A flaw in a chipset connected to its "Sandy Bridge" chips did not keep Intel from gaining market share in the first quarter, according to a report from IHS iSuppli.
For all the
attention surrounding the chipset design flaw soon after Intel's "Sandy
Bridge" processors were released earlier this year, the issue had little,
if any, impact on the giant chip maker's performance in the first quarter,
according to market research firm IHS iSuppli.
In a report
June 29, IHS iSuppli analysts said that Intel grew its dominant position in the
worldwide processor market, grabbing 82.6 percent of the sector's revenue
during the first three months of the year. That was 1.6 points more than in the
fourth quarter of 2010 and 2 percentage points over the first quarter of last
At the same
time, rival Advanced Micro Devices saw its market share slip to 10.1 percent,
down from 10.9 percent in the previous quarter and 11.8 percent in the first
quarter of 2010.
Intel and AMD-easily the top two chip makers in the world-saw their combined
share increase, with the two together taking 92.7 percent of the revenue in a
market that grew by 20 percent overall. Intel and AMD had 92.4 percent of the
market in the first quarter of 2010.
analyst Matthew Wilkins credited Intel's handling of the widely publicized chipset flaw
-which forced the
vendor to replace some 8 million chipsets-for enabling the company to overcome
what for many others would have been a disastrous situation.
moved quickly to identify and correct the Sandy Bridge chipset issue during the
first quarter," Wilkins said in a statement. "The fact that the
company achieved a 25 percent increase in revenue in the first quarter of 2011
compared to the same period in 2010 shows that its chipset concern did not
really affect the company to a significant degree.

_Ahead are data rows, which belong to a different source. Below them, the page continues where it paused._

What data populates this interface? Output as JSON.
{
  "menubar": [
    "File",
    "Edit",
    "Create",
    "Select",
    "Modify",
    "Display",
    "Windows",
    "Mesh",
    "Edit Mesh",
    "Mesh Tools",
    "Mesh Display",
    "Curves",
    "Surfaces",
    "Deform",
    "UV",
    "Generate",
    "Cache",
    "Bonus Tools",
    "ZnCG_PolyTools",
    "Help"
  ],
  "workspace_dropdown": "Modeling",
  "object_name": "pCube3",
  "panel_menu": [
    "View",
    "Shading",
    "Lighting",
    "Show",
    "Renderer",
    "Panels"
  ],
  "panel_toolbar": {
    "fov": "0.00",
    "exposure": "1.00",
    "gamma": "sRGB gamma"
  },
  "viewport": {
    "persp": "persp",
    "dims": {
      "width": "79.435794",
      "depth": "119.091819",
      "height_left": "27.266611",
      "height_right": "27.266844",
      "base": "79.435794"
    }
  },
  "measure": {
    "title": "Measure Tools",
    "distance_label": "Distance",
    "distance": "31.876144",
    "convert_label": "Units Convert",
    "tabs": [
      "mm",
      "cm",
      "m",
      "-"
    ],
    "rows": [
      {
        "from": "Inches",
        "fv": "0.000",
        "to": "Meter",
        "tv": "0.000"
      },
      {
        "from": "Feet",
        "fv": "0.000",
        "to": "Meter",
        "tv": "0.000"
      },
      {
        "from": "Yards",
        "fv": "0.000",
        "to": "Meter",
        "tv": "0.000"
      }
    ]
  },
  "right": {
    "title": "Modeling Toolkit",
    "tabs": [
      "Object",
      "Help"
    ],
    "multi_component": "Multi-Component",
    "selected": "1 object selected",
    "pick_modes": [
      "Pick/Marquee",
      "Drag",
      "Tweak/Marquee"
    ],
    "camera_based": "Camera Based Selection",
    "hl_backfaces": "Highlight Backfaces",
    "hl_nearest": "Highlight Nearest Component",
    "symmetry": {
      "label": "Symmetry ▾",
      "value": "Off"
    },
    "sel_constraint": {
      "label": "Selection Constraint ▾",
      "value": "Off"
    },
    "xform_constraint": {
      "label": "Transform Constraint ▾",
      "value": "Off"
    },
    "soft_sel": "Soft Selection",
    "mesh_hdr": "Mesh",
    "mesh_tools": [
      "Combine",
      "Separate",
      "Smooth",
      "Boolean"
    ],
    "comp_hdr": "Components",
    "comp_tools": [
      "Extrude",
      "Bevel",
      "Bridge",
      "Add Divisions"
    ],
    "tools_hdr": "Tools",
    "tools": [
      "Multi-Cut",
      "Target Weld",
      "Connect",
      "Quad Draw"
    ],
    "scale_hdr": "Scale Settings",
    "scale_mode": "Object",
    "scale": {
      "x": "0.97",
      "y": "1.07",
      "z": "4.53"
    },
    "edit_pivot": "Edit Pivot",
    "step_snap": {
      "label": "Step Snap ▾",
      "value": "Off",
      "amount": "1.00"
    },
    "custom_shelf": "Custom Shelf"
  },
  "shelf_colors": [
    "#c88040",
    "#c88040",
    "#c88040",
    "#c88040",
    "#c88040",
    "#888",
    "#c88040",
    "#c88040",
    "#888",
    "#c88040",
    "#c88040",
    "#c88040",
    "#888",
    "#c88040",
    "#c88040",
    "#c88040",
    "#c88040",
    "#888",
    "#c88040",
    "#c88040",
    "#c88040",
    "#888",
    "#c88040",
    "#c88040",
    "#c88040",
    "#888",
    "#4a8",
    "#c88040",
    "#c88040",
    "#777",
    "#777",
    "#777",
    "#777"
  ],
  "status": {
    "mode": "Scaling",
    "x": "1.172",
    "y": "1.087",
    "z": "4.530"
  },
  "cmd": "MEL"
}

This serves as a testament
to Intel's capability to react to a potential crisis with speed and agility.
Intel's handling of the issue on both the public relations and business fronts
stands in stark contrast to other recent examples of big companies facing major
product quality challenges."
rolling out the first of their Core chips sporting the Sandy Bridge
architecture at the 2011 Consumer Electronics Show, Intel officials on Jan. 31
announced that there was a design flaw in the 6-Series chipset-dubbed "Cougar
Point"-and that they would have to recall and replace the chipset at a
cost of about $1 billion.
It also caused
a delay in the launch of some other Sandy Bridge chips in the spring.
announcement of the flaw was a proactive move that some analysts said would
affect Intel at least in the short term. During the same CES conference, AMD
officials rolled out the first of their Fusion APUs (accelerated processing
units), which like Sandy Bridge integrated high-end graphics technology onto
the same piece of silicon as the CPU.
OEMs, including Hewlett-Packard
and Samsung Electronics,
offered refunds and replacements for PCs that incorporated the defective
chipset. It also prompted AMD officials to boast
a couple of months later
that Intel's chipset problem gave their own business a boost.
some customers and retailers who have come to us specifically as a result of
Intel's chip problem," Leslie Sobon, AMD vice president of product
and platform marketing, said in an interview with Dow Jones Newswires in March.
"Some retailers have had to take things off their shelves, so they call us
to ask what they could get from our OEMs that's similar. And OEMs are asking us
for product, as well."
whatever gain AMD might have seen was short-lived, according to the numbers
from IHS iSuppli.
Despite its strong
performance, Intel will continue to be challenged by the growth of tablets,
according to the research firm. Although Intel is working hard to crack into
the tablet space, the market is dominated by chips designed by ARM Holdings and
made by the likes of Qualcomm, Nvidia, Texas Instruments and Samsung.
Intel in April
released its Atom Z670 "Oak Trail"
chips that target
tablets, and company officials said they expect almost three dozen system
designs based on the platform to be released this year. In addition, Intel will
be releasing its "Cedar Trail" platform for tablets by the end of
2011, and also has introduced the company's Tri-Gate transistor architecture
that they say
will significantly drive up performance while reducing power consumption, key
metrics for such mobile devices as tablets and smartphones.